First lady touts President Obama's commitment to women's issues

President Obama's administration has made women and families a top priority "since day one," first lady Michelle ObamaMichelle LeVaughn Robinson ObamaMichelle Obama posts childhood photo in advance of forthcoming memoir The Hill's Morning Report — Sponsored by PhRMA — How long can a Trump-DOJ accord survive? The Hill's 12:30 Report — Sponsored by Delta Air Lines — Frenzy over Kennedy retirement rumors | Trump challenges DOJ MORE said Thursday.

Obama was the keynote speaker at the 40th anniversary gala for the National Partnership for Women and Families. She told a packed Hilton ballroom that the president has been a champion of the group's issues since the very first bill he signed into law, the Lilly Ledbetter Fair Pay Act.

"The important thing," she said, "is that all of these advances benefit not just women, but every American."

Obama went on to cite the creation of the White House Council on Women and Girls, the changes to earned income and child tax credits for 12 million families, and the healthcare reform law's mammograms and other preventive services as central advances.

And, she pointed out, Obama has nominated two women to the Supreme Court — Justices Sonia Sotomayor and Elena Kagan  and made women nearly half of his nominees to the federal bench, "a greater percentage than any other president in history."

The first lady started her speech by reminding the attendance of the political reality for women when the organization was created in 1971. At the time Richard Nixon's Cabinet didn't have a single woman (President Obama's has four), there was only one woman senator, and the country was still 10 years away from confirming the first woman to the Supreme Court.

"All that," Obama said, "and we had to deal with polyester too. Some tough times."

Thanks to the partnership, she said, "the landscape of this nation has been fundamentally changed for the better" with more family-friendly workplaces, more opportunities for women and girls and laws that prevent discriminatory practices.

Still, much work remains to be done, Obama said, on issues such as paid leave, paid sick days and educational equality. For example, the Paycheck Fairness Act that would require employers to justify wage discrepancies is stalled in Congress.

"This bill, and this issue, will not move forward without your help," Obama told the 1,500 or so activists in the room.

She also called on them to prevent a rollback of the healthcare reform law by informing people about their newfound rights, such as the guarantee that healthcare plans will cover them regardless of pre-existing conditions.

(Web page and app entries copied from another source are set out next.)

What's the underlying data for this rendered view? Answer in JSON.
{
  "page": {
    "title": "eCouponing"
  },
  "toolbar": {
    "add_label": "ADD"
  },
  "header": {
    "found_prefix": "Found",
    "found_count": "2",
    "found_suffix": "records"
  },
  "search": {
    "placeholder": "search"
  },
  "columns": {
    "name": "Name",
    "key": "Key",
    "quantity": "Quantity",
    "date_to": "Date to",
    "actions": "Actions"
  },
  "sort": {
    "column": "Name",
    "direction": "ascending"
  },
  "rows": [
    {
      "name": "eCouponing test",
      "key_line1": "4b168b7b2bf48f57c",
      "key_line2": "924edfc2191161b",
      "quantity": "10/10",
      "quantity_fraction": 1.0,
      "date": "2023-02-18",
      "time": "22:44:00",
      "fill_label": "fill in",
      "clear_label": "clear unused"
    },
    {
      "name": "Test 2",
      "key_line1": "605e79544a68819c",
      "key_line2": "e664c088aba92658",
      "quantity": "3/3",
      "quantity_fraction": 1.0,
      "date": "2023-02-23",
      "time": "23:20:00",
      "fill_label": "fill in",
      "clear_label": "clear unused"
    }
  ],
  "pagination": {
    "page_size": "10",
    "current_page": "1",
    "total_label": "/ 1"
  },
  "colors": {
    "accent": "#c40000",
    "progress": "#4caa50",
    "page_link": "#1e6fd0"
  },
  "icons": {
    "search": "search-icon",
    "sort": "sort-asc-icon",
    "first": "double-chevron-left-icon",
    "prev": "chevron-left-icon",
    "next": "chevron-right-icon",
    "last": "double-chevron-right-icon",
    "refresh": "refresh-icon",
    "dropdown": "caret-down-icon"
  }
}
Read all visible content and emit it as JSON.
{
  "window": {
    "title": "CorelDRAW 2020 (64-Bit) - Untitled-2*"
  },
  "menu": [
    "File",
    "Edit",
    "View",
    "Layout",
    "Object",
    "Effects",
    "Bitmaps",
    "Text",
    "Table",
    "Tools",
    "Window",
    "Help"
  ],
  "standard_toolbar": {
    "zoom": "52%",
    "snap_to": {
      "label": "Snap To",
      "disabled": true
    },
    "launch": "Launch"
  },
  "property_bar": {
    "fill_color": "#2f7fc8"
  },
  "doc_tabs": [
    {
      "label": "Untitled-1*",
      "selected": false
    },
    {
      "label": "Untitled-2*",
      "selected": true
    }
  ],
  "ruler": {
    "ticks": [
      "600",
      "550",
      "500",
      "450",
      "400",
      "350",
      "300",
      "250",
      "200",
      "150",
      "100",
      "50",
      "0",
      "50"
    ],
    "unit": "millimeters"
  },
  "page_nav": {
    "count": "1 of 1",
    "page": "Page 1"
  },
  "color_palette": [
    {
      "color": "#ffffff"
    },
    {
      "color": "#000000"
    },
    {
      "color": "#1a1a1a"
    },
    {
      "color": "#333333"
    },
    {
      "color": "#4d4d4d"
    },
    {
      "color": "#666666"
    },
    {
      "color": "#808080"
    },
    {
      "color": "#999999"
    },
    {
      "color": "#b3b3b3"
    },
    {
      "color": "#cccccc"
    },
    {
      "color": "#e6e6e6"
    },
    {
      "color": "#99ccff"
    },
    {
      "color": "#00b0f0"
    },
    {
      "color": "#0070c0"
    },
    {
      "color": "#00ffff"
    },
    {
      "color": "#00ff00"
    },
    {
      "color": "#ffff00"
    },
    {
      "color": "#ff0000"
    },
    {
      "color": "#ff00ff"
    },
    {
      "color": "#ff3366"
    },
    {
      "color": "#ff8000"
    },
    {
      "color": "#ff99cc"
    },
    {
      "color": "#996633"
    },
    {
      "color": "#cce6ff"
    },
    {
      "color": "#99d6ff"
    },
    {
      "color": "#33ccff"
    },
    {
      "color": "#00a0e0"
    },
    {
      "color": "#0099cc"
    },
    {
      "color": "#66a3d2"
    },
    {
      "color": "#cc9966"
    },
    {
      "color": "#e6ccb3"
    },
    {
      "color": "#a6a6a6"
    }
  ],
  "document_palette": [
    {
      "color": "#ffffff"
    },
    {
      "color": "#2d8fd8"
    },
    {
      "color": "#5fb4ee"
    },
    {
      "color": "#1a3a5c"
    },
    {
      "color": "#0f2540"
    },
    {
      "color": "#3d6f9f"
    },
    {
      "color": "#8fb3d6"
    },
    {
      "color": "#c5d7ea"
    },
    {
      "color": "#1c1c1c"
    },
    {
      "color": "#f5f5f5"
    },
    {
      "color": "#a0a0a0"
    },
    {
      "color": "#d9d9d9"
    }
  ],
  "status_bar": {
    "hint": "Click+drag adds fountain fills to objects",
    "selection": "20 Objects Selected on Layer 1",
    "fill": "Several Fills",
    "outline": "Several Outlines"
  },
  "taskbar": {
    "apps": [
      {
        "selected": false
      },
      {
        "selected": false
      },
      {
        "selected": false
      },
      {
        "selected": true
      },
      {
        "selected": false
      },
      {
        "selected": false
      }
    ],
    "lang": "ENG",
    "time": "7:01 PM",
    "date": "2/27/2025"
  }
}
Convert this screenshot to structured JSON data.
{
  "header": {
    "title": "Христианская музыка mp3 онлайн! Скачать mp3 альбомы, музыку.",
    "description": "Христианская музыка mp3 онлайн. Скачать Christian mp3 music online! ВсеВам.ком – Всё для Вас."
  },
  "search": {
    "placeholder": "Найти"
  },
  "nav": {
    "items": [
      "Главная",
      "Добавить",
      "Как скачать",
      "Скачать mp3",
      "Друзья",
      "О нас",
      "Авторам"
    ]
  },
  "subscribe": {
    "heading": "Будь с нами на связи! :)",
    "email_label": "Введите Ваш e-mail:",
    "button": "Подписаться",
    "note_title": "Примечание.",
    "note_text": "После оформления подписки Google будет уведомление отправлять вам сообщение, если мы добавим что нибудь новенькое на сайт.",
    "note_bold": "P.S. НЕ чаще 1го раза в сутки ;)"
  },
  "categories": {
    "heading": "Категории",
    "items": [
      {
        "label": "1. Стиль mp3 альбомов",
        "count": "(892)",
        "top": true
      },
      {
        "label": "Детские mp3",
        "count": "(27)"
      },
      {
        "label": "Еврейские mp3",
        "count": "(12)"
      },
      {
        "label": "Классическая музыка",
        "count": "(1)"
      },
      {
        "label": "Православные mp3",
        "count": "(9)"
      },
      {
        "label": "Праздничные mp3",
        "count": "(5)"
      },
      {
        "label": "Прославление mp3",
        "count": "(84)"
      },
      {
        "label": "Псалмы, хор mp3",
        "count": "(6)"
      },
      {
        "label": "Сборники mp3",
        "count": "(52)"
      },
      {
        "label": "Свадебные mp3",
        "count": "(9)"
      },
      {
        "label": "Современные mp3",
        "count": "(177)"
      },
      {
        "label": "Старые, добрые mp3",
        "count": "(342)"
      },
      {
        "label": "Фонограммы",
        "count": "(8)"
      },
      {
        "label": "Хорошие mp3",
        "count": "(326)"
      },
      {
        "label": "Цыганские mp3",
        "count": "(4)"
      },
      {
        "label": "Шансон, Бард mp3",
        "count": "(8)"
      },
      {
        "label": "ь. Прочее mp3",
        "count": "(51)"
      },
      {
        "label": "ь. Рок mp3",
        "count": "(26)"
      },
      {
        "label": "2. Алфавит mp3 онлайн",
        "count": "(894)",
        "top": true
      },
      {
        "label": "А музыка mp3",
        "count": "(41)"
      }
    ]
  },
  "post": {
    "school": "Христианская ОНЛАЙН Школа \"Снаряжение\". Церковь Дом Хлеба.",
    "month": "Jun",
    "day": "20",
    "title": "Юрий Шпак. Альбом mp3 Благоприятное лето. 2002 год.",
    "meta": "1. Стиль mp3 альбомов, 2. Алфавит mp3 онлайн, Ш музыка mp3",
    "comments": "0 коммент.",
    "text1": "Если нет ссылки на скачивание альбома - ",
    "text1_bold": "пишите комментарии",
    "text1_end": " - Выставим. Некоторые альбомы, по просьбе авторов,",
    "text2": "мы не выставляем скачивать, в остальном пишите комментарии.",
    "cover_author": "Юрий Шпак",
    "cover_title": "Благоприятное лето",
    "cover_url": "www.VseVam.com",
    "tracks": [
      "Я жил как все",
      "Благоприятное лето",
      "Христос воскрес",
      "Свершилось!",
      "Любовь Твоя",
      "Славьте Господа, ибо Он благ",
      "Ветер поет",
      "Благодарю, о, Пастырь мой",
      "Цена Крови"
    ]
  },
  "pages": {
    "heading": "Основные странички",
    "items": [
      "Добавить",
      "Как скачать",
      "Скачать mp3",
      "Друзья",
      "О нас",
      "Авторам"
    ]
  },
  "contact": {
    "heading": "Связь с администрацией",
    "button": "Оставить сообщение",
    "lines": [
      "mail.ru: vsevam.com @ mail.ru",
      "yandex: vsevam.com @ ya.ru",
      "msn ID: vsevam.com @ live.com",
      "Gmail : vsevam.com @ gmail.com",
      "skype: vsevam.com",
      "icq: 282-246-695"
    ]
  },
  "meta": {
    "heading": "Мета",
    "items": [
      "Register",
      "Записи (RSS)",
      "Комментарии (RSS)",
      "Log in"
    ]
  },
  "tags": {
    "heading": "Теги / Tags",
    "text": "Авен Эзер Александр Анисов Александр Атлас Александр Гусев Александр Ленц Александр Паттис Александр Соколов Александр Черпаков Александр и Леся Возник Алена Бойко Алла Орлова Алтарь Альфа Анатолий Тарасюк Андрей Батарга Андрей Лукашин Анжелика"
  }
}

"Even today, with all the advances that we've made, too many women face barriers and roadblocks for reaching their full potential," Obama said. "Too many girls are held back by narrow expectations and limited options. So it's our job to just keep working, not just for us but for them."